Not every marriage ends because of a dramatic event in the lives of the parties. For some, time simply loosens the binds of love and support that held two people together. They may even agree that divorce is in both of their best interests and may work together peacefully to bring their marriage to an amicable end.
When the parties to a failing marriage want to end their relationship, they may elect to choose to divorce based on fault or based on the state's no-fault option. To pursue a no-fault divorce in Louisiana the parties to a marriage must live separate and apart for at least six months (without minor children involved) or a full year (with minor children involved). Once they have successfully reached six months of separation they may pursue their divorce in the courts to receive their final decree.
There are several fault grounds on which the parties to a marriage may base their claims for ending their relationship: adultery, the conviction of a felony, and sexual or physical abuse. Carrying on a sexual relationship with someone outside of one's marriage or committing a serious crime may give a person's spouse the option to use fault as a way to end their marriage.
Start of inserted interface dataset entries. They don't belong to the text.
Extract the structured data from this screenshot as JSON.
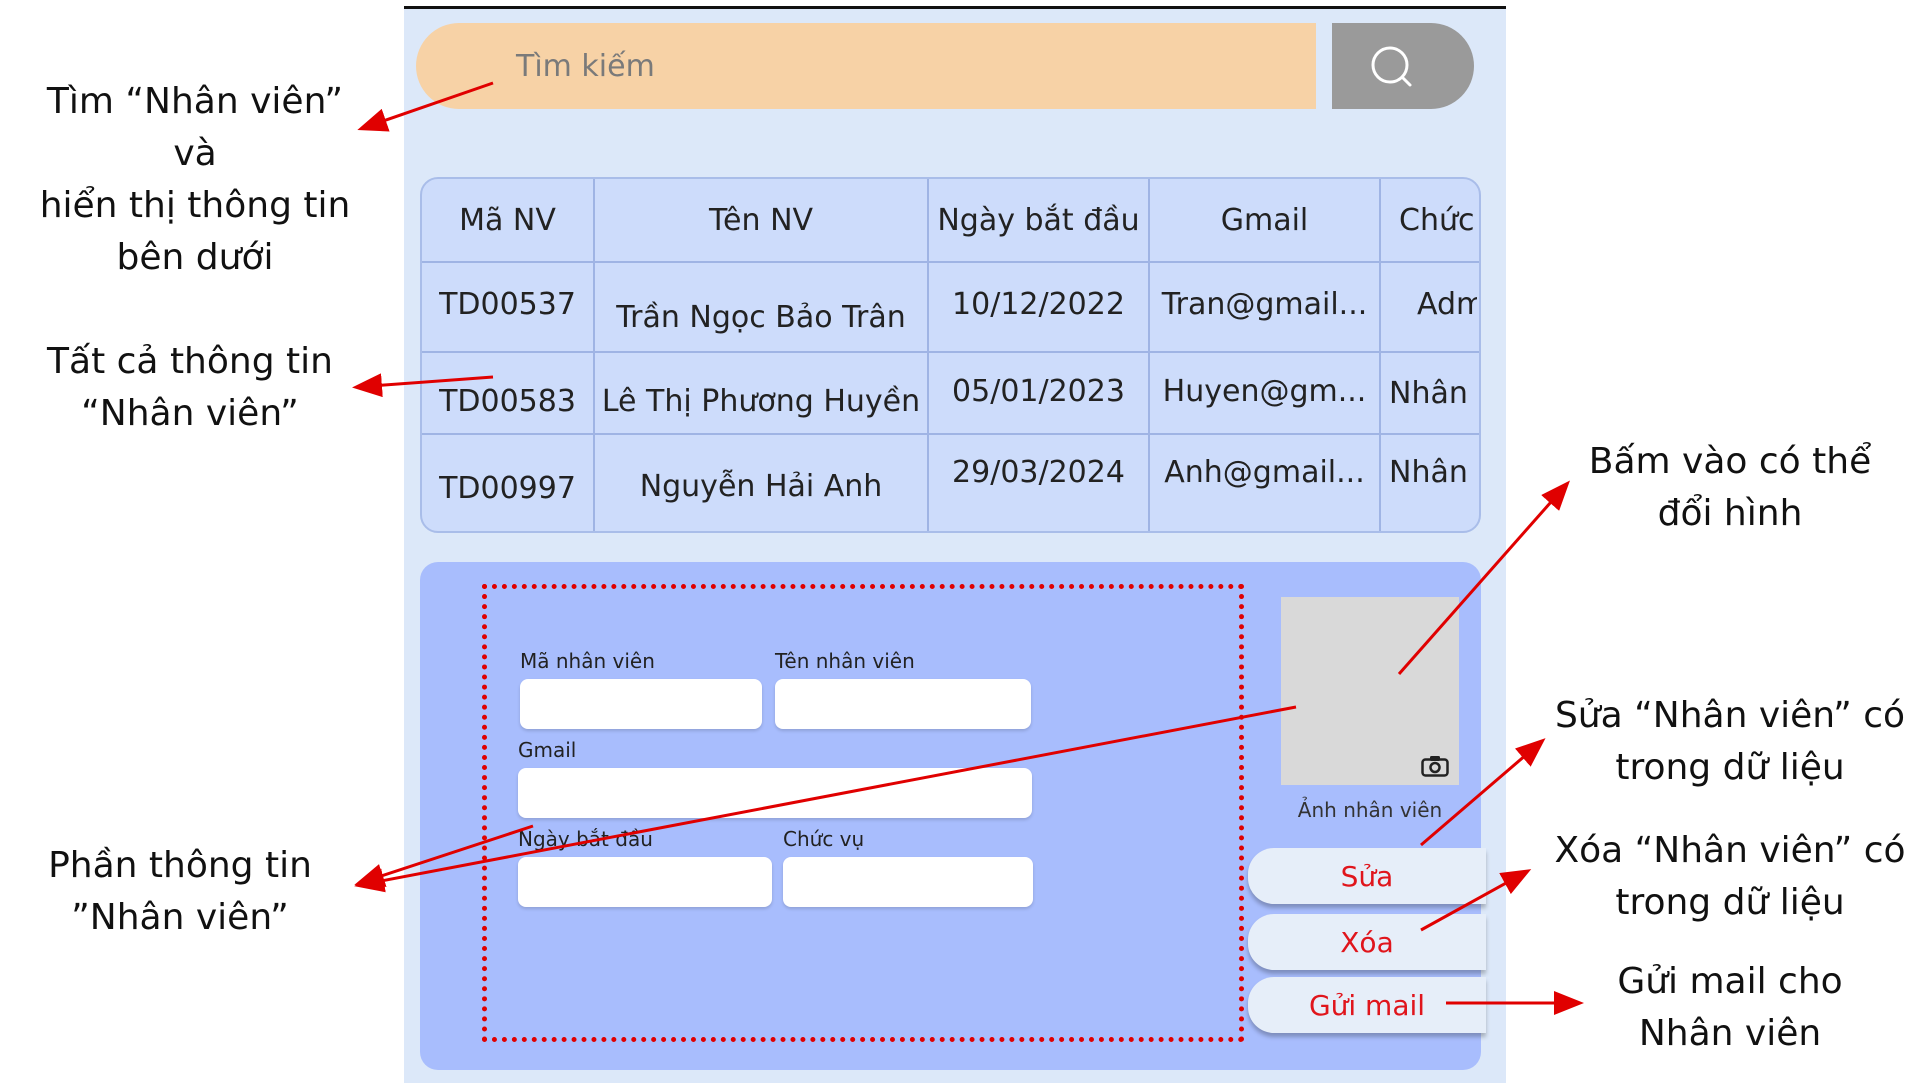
{
  "search": {
    "placeholder": "Tìm kiếm",
    "icon": "search-icon"
  },
  "table": {
    "headers": [
      "Mã NV",
      "Tên NV",
      "Ngày bắt đầu",
      "Gmail",
      "Chức"
    ],
    "rows": [
      [
        "TD00537",
        "Trần Ngọc Bảo Trân",
        "10/12/2022",
        "Tran@gmail...",
        "Adm"
      ],
      [
        "TD00583",
        "Lê Thị Phương Huyền",
        "05/01/2023",
        "Huyen@gm...",
        "Nhân v"
      ],
      [
        "TD00997",
        "Nguyễn Hải Anh",
        "29/03/2024",
        "Anh@gmail...",
        "Nhân v"
      ]
    ]
  },
  "form": {
    "ma_label": "Mã nhân viên",
    "ten_label": "Tên nhân viên",
    "gmail_label": "Gmail",
    "ngay_label": "Ngày bắt đầu",
    "chucvu_label": "Chức vụ",
    "ma_value": "",
    "ten_value": "",
    "gmail_value": "",
    "ngay_value": "",
    "chucvu_value": ""
  },
  "photo": {
    "label": "Ảnh nhân viên",
    "icon": "camera-icon"
  },
  "actions": {
    "edit": "Sửa",
    "delete": "Xóa",
    "mail": "Gửi mail"
  },
  "annotations": {
    "search_note": [
      "Tìm “Nhân viên” và",
      "hiển thị thông tin",
      "bên dưới"
    ],
    "table_note": [
      "Tất cả thông tin",
      "“Nhân viên”"
    ],
    "form_note": [
      "Phần thông tin",
      "”Nhân viên”"
    ],
    "photo_note": [
      "Bấm vào có thể",
      "đổi hình"
    ],
    "edit_note": [
      "Sửa “Nhân viên” có",
      "trong dữ liệu"
    ],
    "delete_note": [
      "Xóa “Nhân viên” có",
      "trong dữ liệu"
    ],
    "mail_note": [
      "Gửi mail cho",
      "Nhân viên"
    ]
  },
  "colors": {
    "search_bar": "#f7d2a6",
    "search_button": "#9a9a9a",
    "table_bg": "#cddcfb",
    "panel_bg": "#a8bdfd",
    "action_text": "#e0151c",
    "arrow": "#e00000"
  }
}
Many couples choose to use the state's no-fault option because it does not require them to drag their marital problems out in front of the courts. They can choose to work together to get out of their marriages regardless of the causes that broke down their relationships. Whether a person believes that their divorce should be based on fault or the state's no-fault option, they can benefit from discussing their divorce plans with a professional.